Sustainable Design (Continuing Series)
A new working order Sustainable Design Part One

Nick Radford, Director of Ecoliving Design, lays the groundwork for a new way of thinking about how humans interact with the environments they create, using the sustainability of forests as a model. Wherever we live humans have an impact on the environment but what would happen if we could design those places so that they were sustainable?
Managing water sustainably in agriculture 
Our water management motto needs to be .... Slow and conservative
Water is appallingly managed almost everywhere in the world, with Australia no exception - but how do you do it right? The general behaviour of water management in nature, our model of sustainability is to slow water down, spread it out, sink rain into the soil and give it a complex pathway. Nick Radford discusses effective strategies that apply to humid landscapes, where annual rainfall exceeds evaporation 
Sustainable Design Part II: New Designer Genes

Nick Radford, Director of Ecoliving Design, examines the elements of good design and how design needs to become sustainable. Design is how we put together all the different elements and processes included in a plan. A house, is not just pieces of timber and roofing but also a set of processes involving different people, for example, tradespeople and owners. The finished house incorporates many different processes such as cooking and cleaning and movement and interactions between people. Designers have to think about both elements and processes but architects, for instance, don’t often include processes. The poorest people in the country live in units and state housing designed by architects who live a completely different lifestyle. Very few of such homes actually work. A better approach is iterative design where the aim is to make the design a solution to a problem. The designer must ask a lot of questions and listen to the answers to gain the information needed to understand the design problem.
Sustainable Design Part III
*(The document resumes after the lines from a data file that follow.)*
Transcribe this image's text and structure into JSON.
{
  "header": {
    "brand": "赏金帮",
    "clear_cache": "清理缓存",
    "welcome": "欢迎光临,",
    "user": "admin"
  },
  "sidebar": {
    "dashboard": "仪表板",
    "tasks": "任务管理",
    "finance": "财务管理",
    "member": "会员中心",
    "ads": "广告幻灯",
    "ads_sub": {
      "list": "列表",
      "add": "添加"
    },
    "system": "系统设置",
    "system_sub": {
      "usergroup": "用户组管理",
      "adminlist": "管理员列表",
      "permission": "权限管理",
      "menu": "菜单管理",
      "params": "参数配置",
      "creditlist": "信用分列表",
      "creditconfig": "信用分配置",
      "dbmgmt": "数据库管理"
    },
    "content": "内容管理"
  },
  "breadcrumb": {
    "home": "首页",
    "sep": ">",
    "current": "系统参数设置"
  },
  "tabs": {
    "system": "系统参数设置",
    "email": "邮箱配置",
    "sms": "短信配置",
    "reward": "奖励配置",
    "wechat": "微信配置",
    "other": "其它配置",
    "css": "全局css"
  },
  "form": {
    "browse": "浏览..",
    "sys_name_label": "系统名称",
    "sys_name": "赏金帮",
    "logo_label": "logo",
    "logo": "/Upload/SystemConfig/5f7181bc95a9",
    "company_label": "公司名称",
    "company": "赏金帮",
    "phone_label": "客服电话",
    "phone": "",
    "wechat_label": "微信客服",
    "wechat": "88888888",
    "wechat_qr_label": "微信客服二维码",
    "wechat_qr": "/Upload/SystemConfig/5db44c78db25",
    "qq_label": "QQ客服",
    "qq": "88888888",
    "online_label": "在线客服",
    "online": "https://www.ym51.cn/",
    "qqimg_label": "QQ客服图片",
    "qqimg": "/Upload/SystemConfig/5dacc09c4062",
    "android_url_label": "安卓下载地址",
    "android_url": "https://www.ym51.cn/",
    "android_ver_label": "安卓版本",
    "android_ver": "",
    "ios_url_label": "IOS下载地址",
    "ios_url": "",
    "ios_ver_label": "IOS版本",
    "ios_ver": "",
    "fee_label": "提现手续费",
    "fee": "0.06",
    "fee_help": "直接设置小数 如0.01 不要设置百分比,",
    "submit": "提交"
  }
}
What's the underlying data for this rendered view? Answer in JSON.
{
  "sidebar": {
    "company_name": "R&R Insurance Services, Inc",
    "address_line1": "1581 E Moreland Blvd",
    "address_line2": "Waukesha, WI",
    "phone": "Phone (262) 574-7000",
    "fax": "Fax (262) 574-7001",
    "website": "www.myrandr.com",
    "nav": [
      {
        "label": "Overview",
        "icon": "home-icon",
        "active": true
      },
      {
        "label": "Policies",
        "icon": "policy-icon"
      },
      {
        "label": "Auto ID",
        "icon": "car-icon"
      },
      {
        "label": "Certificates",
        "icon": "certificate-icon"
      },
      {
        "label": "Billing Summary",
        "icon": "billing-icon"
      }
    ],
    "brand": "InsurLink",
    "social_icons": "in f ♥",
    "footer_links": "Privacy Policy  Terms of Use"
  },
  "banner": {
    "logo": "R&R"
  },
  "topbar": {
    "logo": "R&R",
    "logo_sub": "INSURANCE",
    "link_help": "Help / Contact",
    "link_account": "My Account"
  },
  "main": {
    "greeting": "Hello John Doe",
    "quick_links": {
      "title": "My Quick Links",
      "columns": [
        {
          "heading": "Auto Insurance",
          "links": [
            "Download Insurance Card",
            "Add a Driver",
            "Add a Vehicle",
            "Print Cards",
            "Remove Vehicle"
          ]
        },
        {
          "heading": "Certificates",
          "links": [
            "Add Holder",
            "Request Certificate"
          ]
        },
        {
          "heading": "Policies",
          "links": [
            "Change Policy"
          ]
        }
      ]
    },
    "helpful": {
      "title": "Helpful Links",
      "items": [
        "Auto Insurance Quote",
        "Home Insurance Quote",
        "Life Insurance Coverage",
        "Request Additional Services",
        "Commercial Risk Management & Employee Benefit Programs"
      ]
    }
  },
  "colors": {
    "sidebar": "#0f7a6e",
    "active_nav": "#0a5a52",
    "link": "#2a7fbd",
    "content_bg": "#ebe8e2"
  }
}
Permaculture is applied environmental science. Australia’s Bill Mollison (known as the founder of permaculture) published Introduction to Permaculture in the early 1980s and Permaculture: a designer’s manual which can be applied all over the world. He taught in almost every country principles that could be applied in locally appropriate ways. He pioneered sustainable design techniques using a multidisciplinary approach that involved sustainable house design, sustainable landscape design, water, forestry and animal husbandry and indigenous wisdom about the land in his quest to apply the efficiency of nature into farming systems. Nick Radford from Ecoliving Design, outlines how sustainable design techniques can be put into practice.
Sustainable Design Part IV

Sustainable design: microclimates and biodiversity
Nick Radford, Director of Ecoliving Design, continues his examination of the elements of sustainable design with a focus on microclimate and diversity. Energy is used if the climate is outside a favourable range and the main way to influence the outside microclimate (and save energy resources) is vegetation. Trees provide shade that is cooler than the shade under a tin roof. Trees also cut out wind and both cold and hot winds put a lot of stress on plants and animals. It can be really simple to have a low energy house without air conditioning. Nature is stable because it is diverse. A farm with one crop has a big problem if something goes wrong with that crop. One with a hundred crops has a small problem if something goes wrong with one of them. Monoculture agriculture is a huge problem and obviously unsustainable. We have been growing food for thousands of years in a diverse manner and today the progressive farms are diversifying, recognising the economic security of having a diverse range of crops and products. People are doing good things. The organic farming industry is growing in Australia Shops that specialise in organic food way are more accessible than in the past. It is true that we don’t have a high availability of sustainably grown food at a good price but people should either grow their own or develop a better local organic food industry. font face="arial, helvetica, sans-serif" size="1">The Philippines is a good example of diversity. A lot of people only have 10-20 m˛ of garden and they grow all their food in it. This whole backyard ecology even controls insect predators and pests. Nature is self-maintaining which is why diversity is so stable. When we try to force oversimplified solutions onto landscapes we are fighting nature and that takes an awful lot of work and energy.

Print Friendly Add to Favourites
Design & SEO by Image Traders Pty Ltd.  Copyright © A Question Of Balance 2019. All rights reserved.